-------- GIVEN DATA
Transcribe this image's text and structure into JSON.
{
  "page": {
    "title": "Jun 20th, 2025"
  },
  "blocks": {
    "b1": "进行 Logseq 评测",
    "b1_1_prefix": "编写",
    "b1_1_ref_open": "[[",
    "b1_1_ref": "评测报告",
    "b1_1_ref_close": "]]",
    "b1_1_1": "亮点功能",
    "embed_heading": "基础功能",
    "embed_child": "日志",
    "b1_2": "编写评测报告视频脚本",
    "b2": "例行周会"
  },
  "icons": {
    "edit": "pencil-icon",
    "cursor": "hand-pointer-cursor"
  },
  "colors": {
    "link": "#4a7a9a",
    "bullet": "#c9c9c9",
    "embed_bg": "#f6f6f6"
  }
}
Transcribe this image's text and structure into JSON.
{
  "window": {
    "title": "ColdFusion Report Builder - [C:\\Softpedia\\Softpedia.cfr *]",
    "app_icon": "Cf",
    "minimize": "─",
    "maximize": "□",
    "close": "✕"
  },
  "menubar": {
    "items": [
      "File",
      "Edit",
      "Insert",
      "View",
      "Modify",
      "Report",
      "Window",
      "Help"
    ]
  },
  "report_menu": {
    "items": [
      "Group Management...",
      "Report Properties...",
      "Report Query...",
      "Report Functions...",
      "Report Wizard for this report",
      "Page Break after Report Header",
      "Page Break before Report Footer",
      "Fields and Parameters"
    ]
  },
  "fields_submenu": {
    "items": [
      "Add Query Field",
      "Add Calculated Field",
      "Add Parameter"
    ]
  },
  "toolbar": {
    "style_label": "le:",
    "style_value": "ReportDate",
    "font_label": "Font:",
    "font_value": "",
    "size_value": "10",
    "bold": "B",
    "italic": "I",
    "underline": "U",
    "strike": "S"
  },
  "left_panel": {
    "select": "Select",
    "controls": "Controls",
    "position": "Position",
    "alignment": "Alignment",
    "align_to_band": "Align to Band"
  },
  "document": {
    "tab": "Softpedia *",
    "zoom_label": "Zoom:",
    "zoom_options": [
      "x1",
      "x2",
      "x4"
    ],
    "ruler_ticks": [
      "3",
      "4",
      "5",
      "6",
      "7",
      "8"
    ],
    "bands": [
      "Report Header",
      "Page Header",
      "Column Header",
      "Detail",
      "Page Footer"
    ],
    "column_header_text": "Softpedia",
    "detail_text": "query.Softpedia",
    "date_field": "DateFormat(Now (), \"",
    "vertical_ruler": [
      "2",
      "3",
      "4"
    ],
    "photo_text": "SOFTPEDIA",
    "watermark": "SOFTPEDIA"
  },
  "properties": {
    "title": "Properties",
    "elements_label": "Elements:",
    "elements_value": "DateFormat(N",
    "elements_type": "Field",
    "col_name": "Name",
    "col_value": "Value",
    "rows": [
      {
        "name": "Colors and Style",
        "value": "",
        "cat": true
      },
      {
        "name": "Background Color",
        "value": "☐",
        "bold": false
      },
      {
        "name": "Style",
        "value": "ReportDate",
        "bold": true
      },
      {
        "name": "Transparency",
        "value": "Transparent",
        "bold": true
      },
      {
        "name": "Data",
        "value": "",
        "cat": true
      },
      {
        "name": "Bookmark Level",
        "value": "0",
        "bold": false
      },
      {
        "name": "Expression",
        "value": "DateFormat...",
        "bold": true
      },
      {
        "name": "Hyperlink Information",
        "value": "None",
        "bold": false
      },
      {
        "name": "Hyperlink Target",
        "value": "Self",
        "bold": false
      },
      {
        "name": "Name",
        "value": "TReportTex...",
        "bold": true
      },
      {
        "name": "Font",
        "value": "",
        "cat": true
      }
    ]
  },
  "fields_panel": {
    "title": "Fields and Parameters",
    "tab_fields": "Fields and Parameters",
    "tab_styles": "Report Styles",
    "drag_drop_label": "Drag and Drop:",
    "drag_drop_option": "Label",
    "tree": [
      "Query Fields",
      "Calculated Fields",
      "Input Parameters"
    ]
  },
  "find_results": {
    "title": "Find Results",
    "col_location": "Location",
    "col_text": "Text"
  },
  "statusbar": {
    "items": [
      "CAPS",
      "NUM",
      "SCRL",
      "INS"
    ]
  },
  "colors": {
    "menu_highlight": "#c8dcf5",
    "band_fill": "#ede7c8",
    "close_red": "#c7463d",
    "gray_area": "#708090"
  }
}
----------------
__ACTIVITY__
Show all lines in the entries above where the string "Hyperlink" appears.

__EXPECTED OUTPUT__
        "name": "Hyperlink Information",
        "name": "Hyperlink Target",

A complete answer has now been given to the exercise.